Earlier this week I detailed the seniority issue at the center of the Tacoma teachers' strike. Clearly though, the issue isn't isolated to the Tacoma Public School District. When I got home last night I found a flyer in my daughter's weekly take-home envelope (she attends school in the Northshore District) from the Washington State Parent Teacher Association.
The group is conducting their annual "issues survey" to determine the organization's legislative platform. Included on the survey is a proposal to change the groups position on teacher compensation. The WSPTA's current stand is worded this way:
The Washington State PTA shall initiate and/or support legislation or policies that lead to a new research-based teacher compensation model that emphasizes rewarding teacher effectiveness in improving student learning.

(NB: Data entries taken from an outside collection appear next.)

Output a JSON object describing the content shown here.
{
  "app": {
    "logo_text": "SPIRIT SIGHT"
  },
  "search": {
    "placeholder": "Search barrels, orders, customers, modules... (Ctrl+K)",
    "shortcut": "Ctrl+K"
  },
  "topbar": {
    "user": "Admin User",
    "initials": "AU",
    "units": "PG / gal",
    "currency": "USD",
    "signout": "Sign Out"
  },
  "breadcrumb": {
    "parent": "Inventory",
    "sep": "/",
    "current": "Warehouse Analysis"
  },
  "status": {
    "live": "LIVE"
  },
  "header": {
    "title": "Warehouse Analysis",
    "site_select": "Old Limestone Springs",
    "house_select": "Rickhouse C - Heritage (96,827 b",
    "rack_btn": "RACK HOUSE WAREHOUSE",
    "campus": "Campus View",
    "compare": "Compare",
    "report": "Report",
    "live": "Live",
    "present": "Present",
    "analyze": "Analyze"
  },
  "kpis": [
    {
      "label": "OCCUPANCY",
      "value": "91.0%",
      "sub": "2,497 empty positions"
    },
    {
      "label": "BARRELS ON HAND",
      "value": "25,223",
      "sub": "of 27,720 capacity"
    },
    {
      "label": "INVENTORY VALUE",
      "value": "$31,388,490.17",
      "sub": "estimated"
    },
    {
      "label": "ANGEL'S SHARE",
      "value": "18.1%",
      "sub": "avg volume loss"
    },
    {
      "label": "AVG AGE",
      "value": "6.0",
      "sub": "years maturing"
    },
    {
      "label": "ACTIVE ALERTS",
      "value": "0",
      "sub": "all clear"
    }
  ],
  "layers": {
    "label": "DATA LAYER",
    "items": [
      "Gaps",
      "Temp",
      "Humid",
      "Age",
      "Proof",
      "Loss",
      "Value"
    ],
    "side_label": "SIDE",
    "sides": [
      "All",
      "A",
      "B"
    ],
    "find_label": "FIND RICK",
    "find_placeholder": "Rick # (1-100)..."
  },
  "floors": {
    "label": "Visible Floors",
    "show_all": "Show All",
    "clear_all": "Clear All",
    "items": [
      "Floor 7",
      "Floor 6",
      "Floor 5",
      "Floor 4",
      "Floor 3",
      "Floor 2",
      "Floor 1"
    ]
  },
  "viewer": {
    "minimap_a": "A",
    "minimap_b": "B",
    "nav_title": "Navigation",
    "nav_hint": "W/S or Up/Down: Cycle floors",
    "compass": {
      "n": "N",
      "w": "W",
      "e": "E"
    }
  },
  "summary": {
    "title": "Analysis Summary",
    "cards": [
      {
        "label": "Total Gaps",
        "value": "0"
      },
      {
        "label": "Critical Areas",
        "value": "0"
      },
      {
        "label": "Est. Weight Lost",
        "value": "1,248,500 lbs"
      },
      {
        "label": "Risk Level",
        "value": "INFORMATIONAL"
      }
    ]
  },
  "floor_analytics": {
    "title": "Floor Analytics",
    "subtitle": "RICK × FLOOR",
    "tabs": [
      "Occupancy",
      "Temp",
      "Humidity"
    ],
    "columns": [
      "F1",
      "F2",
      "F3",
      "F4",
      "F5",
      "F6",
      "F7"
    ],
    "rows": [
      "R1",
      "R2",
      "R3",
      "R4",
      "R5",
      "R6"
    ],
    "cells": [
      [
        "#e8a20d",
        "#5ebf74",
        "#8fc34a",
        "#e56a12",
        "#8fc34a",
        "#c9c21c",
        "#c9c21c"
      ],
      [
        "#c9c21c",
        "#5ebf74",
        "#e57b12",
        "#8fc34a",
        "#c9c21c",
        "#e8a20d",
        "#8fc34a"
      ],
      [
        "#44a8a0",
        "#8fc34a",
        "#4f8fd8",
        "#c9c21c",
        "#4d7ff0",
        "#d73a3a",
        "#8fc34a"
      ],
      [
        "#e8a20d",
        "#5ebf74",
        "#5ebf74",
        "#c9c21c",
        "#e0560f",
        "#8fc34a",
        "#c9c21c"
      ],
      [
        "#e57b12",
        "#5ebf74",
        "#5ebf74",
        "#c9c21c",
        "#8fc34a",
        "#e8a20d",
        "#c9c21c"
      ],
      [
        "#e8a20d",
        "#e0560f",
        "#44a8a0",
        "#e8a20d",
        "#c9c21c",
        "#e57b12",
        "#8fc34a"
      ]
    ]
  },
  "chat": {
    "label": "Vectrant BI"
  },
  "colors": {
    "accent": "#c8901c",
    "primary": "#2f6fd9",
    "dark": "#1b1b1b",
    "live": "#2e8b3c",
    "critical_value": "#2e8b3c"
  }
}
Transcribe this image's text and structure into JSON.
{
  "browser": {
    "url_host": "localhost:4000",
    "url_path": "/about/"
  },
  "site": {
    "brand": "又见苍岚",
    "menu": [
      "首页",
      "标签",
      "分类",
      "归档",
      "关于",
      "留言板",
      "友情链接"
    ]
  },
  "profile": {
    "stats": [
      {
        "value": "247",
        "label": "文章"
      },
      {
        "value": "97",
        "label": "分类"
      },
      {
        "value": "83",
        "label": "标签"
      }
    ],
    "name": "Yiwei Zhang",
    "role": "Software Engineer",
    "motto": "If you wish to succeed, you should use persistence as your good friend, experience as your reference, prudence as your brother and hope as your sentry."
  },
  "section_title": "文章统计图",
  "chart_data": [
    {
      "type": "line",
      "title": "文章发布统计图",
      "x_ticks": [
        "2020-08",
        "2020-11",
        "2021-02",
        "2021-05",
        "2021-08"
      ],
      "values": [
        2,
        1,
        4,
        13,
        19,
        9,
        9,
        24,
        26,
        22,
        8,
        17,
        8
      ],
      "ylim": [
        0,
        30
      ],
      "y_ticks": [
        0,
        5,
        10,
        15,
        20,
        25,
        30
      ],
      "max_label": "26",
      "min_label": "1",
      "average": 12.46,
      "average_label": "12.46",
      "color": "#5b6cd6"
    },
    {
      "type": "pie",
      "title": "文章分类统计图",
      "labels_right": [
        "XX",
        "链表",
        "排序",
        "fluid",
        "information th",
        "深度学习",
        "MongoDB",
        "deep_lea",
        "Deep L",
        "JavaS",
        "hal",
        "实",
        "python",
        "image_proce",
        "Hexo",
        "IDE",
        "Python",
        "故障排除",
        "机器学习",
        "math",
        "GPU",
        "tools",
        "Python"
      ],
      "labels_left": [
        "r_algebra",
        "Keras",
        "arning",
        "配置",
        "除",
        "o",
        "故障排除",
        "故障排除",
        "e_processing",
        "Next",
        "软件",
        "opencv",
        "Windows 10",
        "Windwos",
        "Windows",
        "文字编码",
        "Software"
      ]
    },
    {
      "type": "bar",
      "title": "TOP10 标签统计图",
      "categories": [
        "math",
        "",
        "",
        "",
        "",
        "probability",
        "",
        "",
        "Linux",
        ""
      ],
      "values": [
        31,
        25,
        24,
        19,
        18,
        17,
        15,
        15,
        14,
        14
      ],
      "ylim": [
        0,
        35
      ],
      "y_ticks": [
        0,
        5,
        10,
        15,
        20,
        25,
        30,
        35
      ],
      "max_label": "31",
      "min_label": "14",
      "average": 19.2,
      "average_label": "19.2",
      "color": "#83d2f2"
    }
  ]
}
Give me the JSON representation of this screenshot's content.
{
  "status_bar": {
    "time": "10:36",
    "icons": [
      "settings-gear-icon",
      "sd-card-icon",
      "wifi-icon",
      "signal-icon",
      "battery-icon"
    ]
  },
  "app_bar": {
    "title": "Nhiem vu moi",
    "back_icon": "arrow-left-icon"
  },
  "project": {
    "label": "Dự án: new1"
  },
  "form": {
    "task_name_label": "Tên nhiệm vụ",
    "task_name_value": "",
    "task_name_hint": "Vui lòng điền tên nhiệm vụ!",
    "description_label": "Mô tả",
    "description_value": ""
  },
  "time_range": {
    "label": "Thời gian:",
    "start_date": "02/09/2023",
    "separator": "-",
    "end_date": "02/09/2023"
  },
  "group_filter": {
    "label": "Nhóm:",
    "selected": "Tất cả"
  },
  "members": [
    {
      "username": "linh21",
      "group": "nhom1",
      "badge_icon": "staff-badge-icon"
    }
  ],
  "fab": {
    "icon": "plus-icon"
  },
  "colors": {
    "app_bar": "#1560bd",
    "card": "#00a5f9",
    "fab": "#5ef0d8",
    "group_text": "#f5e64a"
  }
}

Bill Williams, Executive Director of the WSPTA, says some teacher members of the organization made it clear they aren't happy with that platform. They have proposed an amendment which reads:
The Washington State PTA shall initiate and/or support legislation or policies that reward teachers for academic credits and degrees as well as years of service to students.
While the issue in the Tacoma School District is strictly over teacher reassignments, whether the district can transfer or reassign teachers based on a performance-based model rather than one of seniority, the issue of changes to Washington's teacher compensation system is one being debated state-wide.
Revising the teacher compensation plan is part of the state's attempts to garner federal Race to the Top monies. The Obama administration has made it clear, if states want federal education dollars they have to agree to "reform and improve teacher preparation, revise teacher evaluation, compensation and retention policies to encourage and reward effectiveness." The goal is clearly stated - the administration wants "the most talented teachers placed in the schools and subjects where they are needed the most."
In Washington, teacher pay is based strictly on years of service and education and accounts for about 80-percent of most school district budgets.
The Washington Education Association, the state teachers' union, argues that any compensation plan that is based on what they call "subjective" data is unfair. In fact, using single factors to measure student growth or achievement, such as the state's Measurement of Student Progress test, in the evaluation process is prohibited by state law.
In the 2011 legislative session, lawmakers considered several proposals dealing with reforms to teacher compensation. None made it out of committee.
Also on the State PTA issues survey is a proposal concerning charter schools. If approved, the organization will lobby legislators to allow for the operation of public charter schools in Washington State. WSPTA's Williams acknowledges that voters have turned down charter schools in the past, but says it's an issue his members feel is important.
The State PTA will finalize their legislative platform at meetings in mid-October.